Art

With its origins in 16th-century India, Bharathanatyam remains hugely popular. Here’s a primer to kickstart your enjoyment I watch spellbound when, with just a flick of her fingers and a gleam in her eye, my teacher transforms from an impish five-year-old one moment to a spiteful snake in the next, to a lovelorn maiden in
0 Comments
February 12 marks the 100th birthday of Rhapsody in Blue. Via NPR, the daily newsmagazine “1A” is re-airing my “Gershwin Moment” documentary from last February; it highlights my favorite Rhapsody in Blue recording, by Alexander Tsfasman and Gennadi Rozhdestvensky (Moscow, 1960). And I’m taking part in additional Gershwin radio features on NPR and BBC-3. As the pianist Benjamin Pasternack once had occasion
0 Comments

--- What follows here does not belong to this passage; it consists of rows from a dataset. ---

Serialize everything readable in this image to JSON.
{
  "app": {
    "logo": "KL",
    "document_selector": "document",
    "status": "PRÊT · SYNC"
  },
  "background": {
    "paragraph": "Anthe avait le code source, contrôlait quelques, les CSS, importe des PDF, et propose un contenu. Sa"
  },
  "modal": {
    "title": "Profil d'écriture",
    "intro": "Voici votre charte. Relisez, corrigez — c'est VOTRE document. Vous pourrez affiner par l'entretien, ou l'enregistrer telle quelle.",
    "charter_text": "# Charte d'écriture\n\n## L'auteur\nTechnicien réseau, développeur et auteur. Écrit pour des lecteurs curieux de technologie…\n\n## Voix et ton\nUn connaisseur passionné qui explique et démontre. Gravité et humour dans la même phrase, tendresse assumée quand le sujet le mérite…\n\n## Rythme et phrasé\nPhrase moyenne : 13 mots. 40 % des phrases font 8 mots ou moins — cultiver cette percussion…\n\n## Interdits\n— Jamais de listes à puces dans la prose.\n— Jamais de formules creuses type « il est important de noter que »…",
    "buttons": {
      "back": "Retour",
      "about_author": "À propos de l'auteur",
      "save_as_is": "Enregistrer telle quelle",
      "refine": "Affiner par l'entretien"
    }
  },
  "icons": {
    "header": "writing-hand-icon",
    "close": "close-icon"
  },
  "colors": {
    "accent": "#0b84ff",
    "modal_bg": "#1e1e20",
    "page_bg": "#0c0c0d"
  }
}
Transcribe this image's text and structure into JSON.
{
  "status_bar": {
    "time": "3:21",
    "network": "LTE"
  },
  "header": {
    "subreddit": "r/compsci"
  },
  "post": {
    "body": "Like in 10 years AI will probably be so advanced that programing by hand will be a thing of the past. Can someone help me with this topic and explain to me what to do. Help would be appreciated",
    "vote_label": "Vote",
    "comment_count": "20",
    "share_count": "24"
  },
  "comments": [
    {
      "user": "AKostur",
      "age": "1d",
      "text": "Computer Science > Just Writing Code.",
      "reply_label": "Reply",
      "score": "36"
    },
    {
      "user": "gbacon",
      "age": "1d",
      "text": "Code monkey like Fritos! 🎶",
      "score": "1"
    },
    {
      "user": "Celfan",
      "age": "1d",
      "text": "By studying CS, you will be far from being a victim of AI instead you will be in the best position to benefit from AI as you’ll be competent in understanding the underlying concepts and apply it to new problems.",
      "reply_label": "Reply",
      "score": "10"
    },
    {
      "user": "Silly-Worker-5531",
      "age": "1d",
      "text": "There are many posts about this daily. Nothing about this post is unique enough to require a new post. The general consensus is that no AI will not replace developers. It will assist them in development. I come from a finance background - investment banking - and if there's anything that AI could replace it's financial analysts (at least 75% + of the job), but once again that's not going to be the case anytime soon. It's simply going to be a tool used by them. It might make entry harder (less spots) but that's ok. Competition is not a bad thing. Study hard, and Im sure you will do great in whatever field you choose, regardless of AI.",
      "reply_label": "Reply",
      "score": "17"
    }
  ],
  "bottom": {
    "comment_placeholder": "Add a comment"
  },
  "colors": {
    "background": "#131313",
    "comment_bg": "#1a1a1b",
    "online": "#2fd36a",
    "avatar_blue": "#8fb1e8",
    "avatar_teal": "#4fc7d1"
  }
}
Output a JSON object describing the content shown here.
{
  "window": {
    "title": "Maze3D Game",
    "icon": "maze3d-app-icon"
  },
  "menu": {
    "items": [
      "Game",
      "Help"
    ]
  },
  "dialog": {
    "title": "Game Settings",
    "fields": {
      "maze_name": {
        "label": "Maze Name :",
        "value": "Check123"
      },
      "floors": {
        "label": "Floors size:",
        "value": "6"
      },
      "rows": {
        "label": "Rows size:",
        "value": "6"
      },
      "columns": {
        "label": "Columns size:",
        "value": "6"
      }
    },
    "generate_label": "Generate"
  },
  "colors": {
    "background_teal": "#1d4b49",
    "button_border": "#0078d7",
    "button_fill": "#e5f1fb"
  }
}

Photo: Liz Parkinson/Netflix This article originally appeared in Gold Rush, a subscriber-only newsletter about the perpetual Hollywood awards race. It’s a quiet week on the Oscar front, as the circus took a break to let the Grammys have their moment. So let’s take stock of what’s habitually the most dramatic of the four acting races: Best Actress!
0 Comments
It’s a trap to review the movie a filmmaker didn’t make. A difficult temptation as it turns out with Bradley Cooper’s Maestro, the director/writer/actor’s passion project about Leonard Bernstein. Maestro isn’t really a movie about Leonard Bernstein or his career, or even about music per se. It’s not really a “biopic,” in the traditional Hollywood
0 Comments
                                               For Tomas and Lilian A face long unloved will at some point grow ugly,As unkissed features untended will as with an unkemptGarden grow wild, as it is with my face and as it is With my garden, which under my mother’s careWas well tended back before when her life’s strong argued caseBecame filed. Sadly for
0 Comments
Tattle Life, an anonymous gossip forum, has been described as “the most toxic place on the internet”. “Fake boobs, fake teeth, fake nose, fake life”, “Career is down the drain; she’s still so vain!” and “Always the wedding guest but never the bride” are just a selection of the thread titles on the site. People
0 Comments
Chinese artist and activist Ai Weiwei—whose gallery delayed his show after he tweeted about the Israel-Hamas war—said recently that censorship in the West poses a “greater threat” due to how it “operates in a more concealed, solid and enduring manner.” The comments were made to the Art Newspaper this week followed an interview with Sky
0 Comments
Screens are replacing paper when it comes to nearly every aspect of communication, but is it good for our mental health? Research proves the countless mental health benefits of reading, but still most people are choosing screen-time over picking up a book when it comes to entertainment. Even in schools, gone are the days of
0 Comments
Ten years ago, I stopped writing lyric poetry. I had a couple of slim, well-received collections to my name, and my poetry occasionally appeared in a magazine with pedigree, like Poetry. One time, an editor at The New Yorker even mailed a personalized, encouraging rejection on letterhead. (They rebuffed poems by paper in the good
0 Comments
Listen to this article 00:00 15:50 Produced by ElevenLabs and NOA, News Over Audio, using AI narration. “I would not say that my art is dark,” Milo Rau tells me, and I burst out laughing. We are sitting in the office space of his theater in Ghent, Belgium, surrounded by posters of his work. In
0 Comments
A dazzling array of classical music prevailed at the 66th Grammy Awards, reflecting a contemporary field that honors the canon even as it elevates new voices. Among the winners were Gustavo Dudamel and the Los Angeles Philharmonic, who took Best Orchestral Performance for Thomas Adès: Dante; and Nils Schweckendiek with Uusinta Ensemble and the Helsinki
0 Comments
In Brief | Composer and conductor John Williams is one of the most respected and beloved figures in music. He reflects with League President and CEO Simon Woods on the beginnings of his career, a lifetime in music, and his love for orchestras. 25 Grammy Awards. Five Oscars. Four Golden Globes. A record-breaking 54 Oscar
0 Comments
[Above: Boston’s Symphony Hall, built by Henry Higginson and opened in 1900.] Last week I heard the Boston Symphony perform Shostakovich’s Lady Macbeth at Carnegie Hall. The conductor was their music director since 2014: Andris Nelsons. I had planned to write a blog but instead emailed my impressions to a dozen friends in the music business. The
0 Comments
Amazon’s Audible is feeling the heat as Spotify, the music streaming giant, takes a giant leap into the ever-expanding world of audiobooks. The concerns were unveiled during an internal all-hands meeting this week, where Audible CEO Bob Carrigan addressed employee inquiries about the company’s focus on competition rather than customer needs, according to a recording
0 Comments